▸ Available records

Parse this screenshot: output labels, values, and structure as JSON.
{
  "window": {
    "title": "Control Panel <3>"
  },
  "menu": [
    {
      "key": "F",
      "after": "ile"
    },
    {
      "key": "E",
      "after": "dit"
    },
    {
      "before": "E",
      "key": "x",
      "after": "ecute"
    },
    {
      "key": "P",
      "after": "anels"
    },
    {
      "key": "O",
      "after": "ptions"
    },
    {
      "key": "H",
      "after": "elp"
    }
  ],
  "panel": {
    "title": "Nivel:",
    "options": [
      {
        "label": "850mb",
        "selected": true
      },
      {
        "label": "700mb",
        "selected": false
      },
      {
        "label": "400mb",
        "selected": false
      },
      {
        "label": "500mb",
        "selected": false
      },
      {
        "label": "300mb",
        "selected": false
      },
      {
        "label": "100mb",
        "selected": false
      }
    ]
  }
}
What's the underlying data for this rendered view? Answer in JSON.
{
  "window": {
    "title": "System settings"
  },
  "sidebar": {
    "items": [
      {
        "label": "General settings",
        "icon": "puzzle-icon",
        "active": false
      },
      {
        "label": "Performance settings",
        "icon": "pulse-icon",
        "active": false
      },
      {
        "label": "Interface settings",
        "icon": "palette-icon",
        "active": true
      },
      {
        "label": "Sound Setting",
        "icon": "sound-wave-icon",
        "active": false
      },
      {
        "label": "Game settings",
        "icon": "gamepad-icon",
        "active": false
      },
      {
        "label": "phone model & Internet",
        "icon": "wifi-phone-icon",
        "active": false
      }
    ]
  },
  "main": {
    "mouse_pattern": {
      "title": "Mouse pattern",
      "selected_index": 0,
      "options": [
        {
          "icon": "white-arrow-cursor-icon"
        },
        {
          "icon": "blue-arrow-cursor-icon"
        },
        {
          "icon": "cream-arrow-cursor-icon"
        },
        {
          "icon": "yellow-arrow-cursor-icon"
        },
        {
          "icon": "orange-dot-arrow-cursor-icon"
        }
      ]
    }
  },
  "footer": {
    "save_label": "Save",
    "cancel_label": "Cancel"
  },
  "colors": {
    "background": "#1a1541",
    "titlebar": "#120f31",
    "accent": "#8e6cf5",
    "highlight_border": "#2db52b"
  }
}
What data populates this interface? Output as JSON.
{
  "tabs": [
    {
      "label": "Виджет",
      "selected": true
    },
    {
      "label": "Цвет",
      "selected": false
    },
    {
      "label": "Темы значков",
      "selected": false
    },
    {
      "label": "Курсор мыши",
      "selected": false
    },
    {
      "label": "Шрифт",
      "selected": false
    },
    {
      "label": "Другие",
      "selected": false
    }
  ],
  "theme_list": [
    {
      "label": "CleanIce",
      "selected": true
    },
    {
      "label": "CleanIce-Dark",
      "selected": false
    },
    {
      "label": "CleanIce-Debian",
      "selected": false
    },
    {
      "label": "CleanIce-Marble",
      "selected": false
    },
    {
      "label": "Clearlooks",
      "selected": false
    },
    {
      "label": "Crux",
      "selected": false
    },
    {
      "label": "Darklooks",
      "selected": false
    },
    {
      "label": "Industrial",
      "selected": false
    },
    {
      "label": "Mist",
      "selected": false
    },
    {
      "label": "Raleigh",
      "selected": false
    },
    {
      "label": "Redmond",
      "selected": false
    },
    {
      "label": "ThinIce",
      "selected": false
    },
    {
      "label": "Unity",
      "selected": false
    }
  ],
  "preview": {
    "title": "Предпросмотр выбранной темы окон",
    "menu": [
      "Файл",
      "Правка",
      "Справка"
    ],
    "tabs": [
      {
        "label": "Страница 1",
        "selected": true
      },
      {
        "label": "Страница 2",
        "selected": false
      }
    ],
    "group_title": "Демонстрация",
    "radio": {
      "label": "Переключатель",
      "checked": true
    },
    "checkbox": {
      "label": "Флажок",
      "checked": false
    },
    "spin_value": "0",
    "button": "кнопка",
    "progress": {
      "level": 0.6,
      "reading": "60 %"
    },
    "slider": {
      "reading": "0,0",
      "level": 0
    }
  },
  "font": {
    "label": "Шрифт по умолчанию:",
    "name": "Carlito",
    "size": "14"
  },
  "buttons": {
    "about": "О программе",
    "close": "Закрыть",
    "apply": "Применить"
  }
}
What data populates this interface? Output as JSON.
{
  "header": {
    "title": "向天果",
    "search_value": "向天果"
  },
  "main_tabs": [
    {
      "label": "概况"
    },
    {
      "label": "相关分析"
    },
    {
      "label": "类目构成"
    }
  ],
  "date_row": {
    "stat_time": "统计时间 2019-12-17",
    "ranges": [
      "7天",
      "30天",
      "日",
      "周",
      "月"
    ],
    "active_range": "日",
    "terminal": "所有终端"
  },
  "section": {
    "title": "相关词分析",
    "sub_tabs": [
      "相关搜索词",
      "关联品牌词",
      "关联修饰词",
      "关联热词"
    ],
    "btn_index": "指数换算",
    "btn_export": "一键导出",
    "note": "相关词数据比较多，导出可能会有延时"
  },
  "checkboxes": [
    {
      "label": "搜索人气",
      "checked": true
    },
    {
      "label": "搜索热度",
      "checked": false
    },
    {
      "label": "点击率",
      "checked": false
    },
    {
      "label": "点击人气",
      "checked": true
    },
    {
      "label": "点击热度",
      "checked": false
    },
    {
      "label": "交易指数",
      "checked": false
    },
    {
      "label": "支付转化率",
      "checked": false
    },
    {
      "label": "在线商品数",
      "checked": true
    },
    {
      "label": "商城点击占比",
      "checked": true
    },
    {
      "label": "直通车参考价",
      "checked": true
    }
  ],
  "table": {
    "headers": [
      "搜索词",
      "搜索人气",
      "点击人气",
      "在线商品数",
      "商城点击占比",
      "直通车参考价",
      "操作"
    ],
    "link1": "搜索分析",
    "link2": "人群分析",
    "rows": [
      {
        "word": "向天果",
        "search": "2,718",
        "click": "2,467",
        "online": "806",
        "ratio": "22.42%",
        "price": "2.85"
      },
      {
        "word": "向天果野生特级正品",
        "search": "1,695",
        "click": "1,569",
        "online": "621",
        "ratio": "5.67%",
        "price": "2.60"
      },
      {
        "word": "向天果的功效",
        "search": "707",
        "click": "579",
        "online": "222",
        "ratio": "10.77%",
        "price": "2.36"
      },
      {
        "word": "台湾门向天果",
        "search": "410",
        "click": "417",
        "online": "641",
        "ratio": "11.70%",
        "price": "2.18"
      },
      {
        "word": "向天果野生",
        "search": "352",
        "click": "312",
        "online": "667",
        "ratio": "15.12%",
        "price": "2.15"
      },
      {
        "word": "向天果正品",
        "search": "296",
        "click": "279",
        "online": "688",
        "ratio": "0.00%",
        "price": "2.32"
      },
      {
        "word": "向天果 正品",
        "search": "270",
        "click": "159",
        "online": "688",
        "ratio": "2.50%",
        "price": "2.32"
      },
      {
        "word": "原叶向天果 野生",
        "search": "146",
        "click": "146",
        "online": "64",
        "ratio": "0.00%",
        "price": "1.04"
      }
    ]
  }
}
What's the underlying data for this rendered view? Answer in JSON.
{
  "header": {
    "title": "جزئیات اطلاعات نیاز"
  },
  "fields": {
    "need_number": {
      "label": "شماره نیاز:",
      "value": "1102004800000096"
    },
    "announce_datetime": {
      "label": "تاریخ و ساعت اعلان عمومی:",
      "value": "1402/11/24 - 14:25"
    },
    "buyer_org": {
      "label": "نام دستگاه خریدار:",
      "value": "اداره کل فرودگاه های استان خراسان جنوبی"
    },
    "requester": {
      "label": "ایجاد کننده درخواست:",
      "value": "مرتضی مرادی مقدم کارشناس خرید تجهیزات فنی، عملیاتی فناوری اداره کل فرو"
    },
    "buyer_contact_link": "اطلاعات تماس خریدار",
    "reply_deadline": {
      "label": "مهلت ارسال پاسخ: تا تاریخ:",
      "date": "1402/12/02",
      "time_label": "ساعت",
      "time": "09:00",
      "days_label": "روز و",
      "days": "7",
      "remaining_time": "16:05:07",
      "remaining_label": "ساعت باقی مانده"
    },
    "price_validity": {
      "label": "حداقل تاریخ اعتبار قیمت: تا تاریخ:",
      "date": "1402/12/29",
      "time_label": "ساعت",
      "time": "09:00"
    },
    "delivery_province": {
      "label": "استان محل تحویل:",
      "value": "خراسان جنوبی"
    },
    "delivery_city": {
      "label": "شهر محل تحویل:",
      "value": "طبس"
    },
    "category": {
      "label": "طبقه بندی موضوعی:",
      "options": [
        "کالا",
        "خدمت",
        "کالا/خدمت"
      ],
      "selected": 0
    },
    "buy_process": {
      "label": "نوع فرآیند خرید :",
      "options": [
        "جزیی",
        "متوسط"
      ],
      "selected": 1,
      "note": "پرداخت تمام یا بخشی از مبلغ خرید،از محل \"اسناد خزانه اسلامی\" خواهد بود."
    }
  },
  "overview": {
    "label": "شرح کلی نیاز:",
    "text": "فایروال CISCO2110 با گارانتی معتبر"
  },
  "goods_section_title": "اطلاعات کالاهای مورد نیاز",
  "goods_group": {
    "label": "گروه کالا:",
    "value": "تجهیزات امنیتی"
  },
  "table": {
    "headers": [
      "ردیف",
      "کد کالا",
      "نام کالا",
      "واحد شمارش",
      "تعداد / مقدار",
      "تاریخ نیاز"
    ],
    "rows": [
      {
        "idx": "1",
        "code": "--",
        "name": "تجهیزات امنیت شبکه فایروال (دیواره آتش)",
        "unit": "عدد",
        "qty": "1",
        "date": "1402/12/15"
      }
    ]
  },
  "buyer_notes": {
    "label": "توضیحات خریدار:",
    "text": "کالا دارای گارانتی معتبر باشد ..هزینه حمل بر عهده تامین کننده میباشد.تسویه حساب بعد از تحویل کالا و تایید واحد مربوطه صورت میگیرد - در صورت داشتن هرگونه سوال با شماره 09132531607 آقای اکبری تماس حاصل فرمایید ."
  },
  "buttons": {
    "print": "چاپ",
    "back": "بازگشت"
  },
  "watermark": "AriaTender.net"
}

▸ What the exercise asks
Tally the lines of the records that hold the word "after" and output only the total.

▸ The answer
6